=== What needs to be done ===
Go through the data and copy each line where the string "Housing" appears.

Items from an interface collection
=-=-=-=-=

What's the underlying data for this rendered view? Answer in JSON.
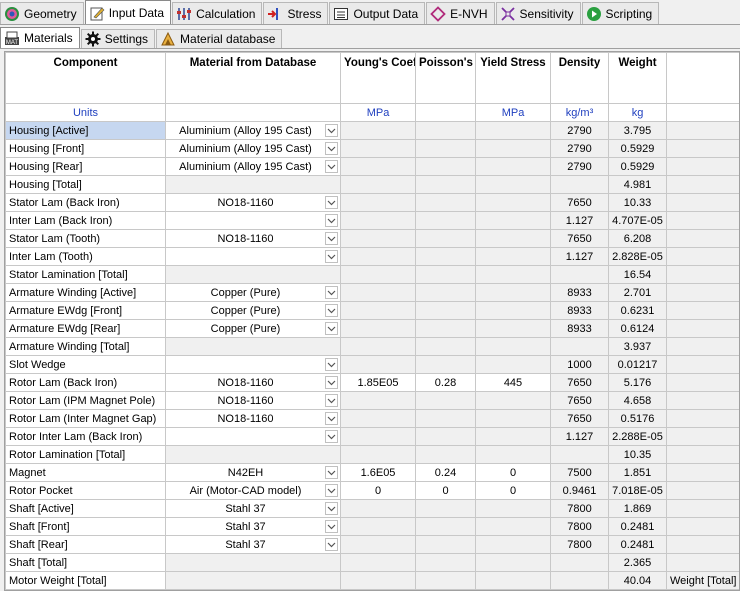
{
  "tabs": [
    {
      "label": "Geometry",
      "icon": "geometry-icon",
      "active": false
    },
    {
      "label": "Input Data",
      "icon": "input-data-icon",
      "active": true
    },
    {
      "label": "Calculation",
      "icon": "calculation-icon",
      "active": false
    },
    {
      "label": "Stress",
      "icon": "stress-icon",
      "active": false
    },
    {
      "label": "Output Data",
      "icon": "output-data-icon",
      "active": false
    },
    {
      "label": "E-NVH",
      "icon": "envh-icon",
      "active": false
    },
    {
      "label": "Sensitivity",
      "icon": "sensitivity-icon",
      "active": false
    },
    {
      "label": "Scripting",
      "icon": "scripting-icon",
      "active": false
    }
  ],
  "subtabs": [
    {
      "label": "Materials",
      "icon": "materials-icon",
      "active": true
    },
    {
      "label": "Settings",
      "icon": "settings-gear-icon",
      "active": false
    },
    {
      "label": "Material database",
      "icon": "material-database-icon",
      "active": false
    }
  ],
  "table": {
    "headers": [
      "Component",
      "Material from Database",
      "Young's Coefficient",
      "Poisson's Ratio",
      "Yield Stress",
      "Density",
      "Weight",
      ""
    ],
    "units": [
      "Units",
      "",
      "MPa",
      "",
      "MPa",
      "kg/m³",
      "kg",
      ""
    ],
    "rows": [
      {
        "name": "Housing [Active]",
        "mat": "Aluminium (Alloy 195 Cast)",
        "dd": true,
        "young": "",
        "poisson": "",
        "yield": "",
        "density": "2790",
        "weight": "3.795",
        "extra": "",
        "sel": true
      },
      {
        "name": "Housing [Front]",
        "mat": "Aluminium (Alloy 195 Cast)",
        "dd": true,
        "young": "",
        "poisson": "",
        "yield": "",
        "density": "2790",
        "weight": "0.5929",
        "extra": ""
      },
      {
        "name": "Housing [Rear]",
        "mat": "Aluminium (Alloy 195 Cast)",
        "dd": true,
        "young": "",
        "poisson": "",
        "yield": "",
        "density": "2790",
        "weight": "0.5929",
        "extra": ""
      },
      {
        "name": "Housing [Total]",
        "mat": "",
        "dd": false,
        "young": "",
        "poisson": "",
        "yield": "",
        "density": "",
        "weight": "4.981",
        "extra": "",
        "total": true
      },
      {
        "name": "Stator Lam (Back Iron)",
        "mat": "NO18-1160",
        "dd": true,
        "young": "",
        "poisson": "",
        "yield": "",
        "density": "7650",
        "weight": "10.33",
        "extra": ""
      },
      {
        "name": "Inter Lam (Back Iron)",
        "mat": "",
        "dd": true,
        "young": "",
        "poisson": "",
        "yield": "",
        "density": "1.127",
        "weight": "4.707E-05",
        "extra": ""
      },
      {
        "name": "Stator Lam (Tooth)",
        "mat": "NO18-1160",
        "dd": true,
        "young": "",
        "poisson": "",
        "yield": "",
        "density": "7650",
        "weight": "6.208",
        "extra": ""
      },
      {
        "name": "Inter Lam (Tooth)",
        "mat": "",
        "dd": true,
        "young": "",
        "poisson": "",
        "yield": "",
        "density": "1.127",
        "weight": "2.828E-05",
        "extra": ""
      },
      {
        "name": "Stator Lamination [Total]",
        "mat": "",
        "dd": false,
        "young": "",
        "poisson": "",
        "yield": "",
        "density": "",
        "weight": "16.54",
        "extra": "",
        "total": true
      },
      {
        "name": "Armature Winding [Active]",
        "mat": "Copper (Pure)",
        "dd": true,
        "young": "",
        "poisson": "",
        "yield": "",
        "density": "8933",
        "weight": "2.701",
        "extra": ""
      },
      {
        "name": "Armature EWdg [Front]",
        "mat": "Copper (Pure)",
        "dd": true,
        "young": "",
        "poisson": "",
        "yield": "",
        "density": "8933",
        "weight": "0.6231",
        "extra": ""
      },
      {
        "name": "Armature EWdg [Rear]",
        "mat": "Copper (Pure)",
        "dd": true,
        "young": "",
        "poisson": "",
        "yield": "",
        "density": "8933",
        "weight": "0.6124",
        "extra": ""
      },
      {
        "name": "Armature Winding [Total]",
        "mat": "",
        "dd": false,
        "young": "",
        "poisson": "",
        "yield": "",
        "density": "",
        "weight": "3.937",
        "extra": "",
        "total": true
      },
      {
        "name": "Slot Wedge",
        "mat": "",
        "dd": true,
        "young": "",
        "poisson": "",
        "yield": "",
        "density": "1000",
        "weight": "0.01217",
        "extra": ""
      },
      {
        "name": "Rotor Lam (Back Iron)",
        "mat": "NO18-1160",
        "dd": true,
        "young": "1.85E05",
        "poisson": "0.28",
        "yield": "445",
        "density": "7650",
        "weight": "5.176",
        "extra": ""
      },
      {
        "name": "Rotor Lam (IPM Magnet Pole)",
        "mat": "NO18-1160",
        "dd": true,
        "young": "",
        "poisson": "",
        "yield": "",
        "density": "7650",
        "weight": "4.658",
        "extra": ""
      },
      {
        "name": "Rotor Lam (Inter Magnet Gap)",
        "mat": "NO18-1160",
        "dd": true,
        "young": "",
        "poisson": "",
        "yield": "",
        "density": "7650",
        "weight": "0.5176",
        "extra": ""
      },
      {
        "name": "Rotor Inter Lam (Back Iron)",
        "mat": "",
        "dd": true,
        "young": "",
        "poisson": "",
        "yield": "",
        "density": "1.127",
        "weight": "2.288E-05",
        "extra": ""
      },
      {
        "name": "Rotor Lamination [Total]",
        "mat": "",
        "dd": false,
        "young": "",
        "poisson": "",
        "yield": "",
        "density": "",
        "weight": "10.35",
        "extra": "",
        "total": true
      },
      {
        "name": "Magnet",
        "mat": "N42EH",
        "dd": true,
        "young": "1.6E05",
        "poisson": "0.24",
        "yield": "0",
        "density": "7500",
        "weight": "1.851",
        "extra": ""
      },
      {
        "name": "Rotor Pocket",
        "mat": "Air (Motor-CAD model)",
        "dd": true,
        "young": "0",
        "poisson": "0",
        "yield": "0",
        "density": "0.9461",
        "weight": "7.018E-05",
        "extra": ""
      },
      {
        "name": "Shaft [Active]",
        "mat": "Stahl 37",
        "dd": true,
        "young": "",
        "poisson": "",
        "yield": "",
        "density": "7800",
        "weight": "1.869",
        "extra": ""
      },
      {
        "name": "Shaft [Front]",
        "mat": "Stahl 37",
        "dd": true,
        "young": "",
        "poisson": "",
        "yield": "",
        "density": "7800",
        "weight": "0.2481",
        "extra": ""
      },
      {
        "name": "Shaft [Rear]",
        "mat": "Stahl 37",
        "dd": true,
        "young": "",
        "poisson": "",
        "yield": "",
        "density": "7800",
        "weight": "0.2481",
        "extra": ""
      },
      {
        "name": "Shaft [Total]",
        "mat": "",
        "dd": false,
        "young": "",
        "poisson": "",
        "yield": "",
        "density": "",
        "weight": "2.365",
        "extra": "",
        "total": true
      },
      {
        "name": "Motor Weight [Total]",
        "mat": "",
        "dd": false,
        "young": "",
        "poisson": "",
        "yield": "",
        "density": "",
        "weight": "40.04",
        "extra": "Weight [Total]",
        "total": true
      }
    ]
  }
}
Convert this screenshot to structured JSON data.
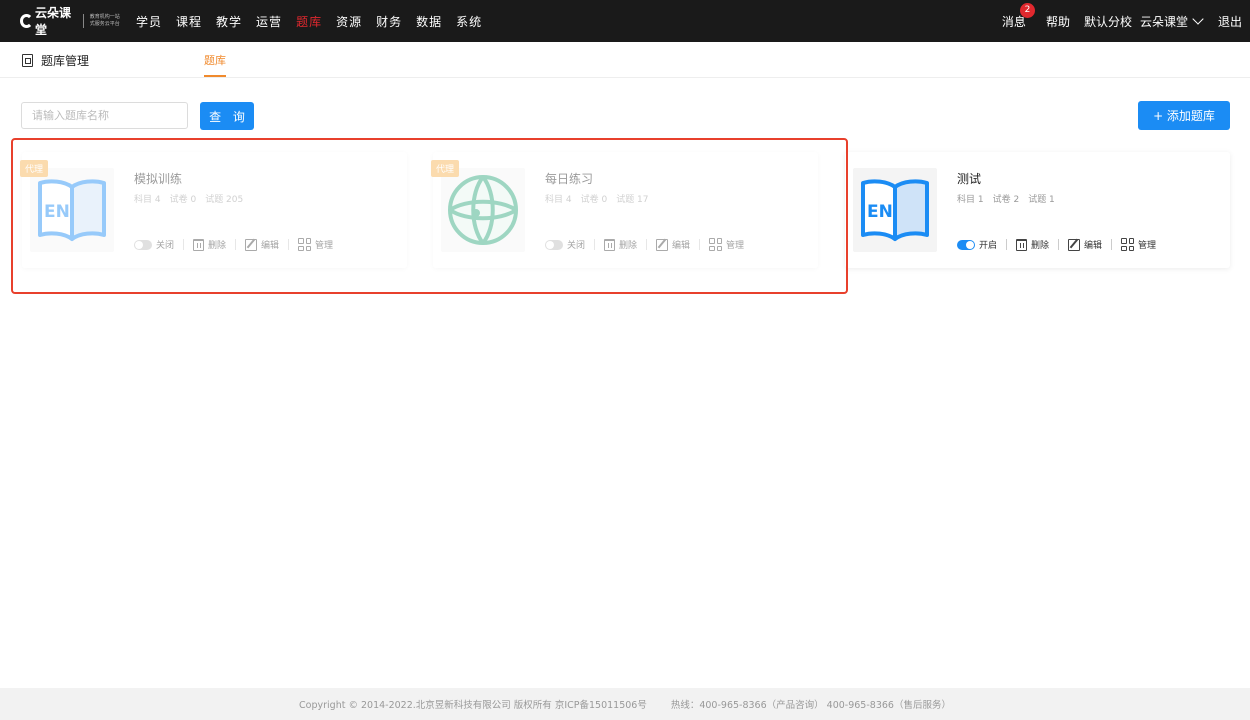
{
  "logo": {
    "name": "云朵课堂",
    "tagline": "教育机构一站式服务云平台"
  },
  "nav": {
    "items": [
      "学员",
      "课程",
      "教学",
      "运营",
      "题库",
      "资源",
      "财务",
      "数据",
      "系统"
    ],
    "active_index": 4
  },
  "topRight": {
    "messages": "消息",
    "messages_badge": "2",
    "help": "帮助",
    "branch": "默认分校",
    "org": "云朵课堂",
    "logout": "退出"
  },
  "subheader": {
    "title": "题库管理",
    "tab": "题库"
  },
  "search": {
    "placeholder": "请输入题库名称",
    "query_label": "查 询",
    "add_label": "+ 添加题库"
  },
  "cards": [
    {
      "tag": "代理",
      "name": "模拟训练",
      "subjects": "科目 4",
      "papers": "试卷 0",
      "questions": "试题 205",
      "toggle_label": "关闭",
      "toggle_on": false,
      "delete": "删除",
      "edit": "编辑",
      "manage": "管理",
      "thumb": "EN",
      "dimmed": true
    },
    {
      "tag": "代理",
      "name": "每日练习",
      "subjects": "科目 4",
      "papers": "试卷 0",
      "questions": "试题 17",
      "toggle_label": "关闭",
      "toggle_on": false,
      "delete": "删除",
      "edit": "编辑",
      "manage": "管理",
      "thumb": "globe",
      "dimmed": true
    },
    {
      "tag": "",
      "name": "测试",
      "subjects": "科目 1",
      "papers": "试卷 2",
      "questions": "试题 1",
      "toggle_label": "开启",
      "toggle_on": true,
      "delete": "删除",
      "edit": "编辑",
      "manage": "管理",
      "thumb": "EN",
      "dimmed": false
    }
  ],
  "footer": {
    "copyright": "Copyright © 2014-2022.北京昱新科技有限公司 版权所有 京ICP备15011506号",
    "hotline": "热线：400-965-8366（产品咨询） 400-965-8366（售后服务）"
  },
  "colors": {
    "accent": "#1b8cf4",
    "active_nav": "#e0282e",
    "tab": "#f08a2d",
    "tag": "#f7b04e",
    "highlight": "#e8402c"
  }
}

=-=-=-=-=

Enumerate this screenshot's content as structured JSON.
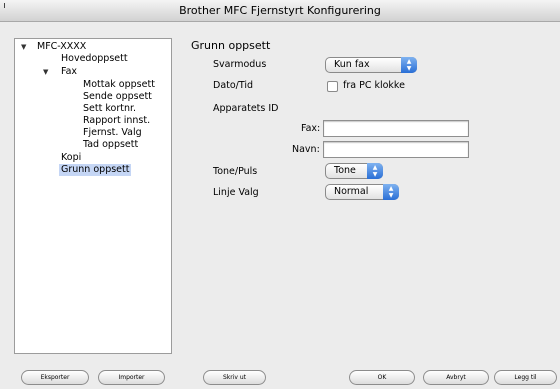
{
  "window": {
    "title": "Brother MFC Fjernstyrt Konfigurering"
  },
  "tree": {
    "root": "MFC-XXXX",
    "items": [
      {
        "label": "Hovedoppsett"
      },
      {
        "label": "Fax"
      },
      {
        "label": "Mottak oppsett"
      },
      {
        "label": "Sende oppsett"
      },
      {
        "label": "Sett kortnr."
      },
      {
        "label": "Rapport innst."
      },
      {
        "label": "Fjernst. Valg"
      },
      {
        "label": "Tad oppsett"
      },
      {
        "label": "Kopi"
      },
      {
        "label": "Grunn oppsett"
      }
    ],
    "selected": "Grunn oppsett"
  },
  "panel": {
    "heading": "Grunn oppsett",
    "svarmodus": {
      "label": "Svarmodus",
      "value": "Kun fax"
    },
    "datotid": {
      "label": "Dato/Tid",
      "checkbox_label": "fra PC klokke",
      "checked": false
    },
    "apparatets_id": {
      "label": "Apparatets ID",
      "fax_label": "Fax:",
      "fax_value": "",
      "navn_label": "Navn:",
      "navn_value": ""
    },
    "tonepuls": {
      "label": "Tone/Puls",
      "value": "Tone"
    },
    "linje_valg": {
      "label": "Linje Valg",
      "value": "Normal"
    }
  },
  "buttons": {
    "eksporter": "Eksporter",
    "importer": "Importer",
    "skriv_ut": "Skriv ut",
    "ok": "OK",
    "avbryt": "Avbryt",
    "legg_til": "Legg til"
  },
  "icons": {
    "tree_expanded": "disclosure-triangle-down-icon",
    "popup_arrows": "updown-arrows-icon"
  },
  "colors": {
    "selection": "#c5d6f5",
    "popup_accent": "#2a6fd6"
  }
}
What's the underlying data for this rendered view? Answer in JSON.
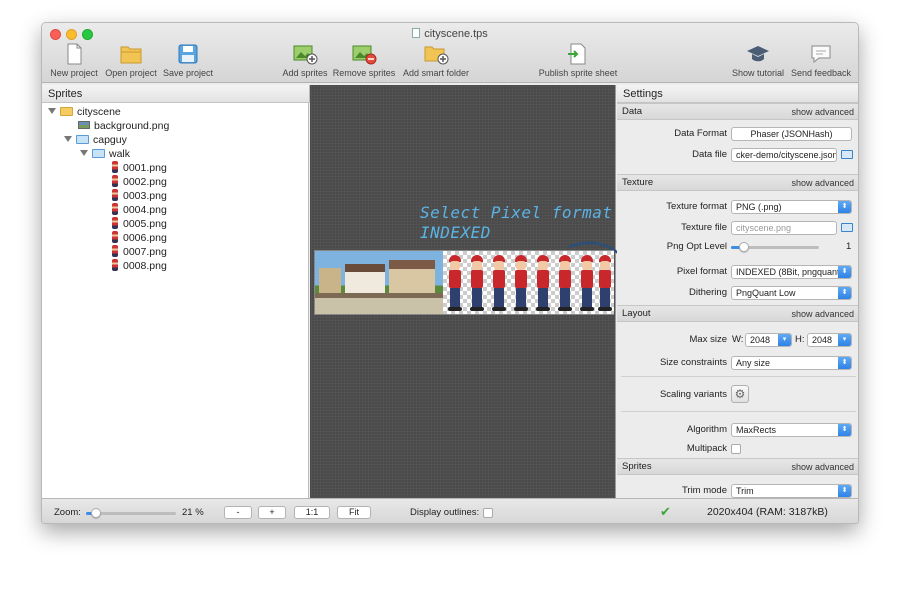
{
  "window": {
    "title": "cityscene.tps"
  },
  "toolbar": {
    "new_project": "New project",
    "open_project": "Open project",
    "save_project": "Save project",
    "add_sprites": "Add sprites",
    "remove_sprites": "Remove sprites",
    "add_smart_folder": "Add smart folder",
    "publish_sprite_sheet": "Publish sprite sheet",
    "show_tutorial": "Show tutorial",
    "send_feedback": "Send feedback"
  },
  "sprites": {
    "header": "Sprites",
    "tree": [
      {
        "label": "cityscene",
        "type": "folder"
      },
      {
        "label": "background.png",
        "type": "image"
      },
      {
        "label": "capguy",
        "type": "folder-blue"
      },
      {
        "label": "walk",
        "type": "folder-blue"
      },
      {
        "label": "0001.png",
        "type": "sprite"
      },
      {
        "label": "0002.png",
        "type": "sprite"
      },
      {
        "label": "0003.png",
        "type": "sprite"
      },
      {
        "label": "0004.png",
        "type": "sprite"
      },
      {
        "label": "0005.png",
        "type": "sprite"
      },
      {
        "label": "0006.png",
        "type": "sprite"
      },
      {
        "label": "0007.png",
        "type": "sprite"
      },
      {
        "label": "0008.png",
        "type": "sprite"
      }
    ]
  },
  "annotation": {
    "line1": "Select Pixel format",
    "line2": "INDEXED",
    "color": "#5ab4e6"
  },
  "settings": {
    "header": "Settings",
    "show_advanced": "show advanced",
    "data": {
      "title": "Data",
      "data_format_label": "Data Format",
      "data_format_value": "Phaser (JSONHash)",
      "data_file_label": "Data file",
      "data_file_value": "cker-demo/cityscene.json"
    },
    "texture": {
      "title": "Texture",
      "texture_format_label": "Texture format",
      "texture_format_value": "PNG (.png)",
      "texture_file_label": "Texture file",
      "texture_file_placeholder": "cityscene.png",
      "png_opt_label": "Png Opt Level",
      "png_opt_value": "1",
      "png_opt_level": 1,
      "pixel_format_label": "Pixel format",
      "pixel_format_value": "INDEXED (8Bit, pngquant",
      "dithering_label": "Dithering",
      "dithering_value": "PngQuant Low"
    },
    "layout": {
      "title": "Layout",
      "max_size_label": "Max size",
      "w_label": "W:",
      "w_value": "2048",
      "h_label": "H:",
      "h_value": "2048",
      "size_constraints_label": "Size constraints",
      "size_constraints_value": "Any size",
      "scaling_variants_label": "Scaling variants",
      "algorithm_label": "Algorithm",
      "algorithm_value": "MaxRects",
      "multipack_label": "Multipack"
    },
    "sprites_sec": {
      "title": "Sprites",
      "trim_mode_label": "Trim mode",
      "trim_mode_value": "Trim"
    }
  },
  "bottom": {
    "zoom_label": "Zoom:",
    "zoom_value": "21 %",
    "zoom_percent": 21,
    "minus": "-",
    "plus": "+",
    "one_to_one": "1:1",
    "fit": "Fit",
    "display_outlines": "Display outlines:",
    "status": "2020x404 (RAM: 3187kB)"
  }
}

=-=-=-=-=

=== Answer area ===
        "name": "Housing [Active]",
        "name": "Housing [Front]",
        "name": "Housing [Rear]",
        "name": "Housing [Total]",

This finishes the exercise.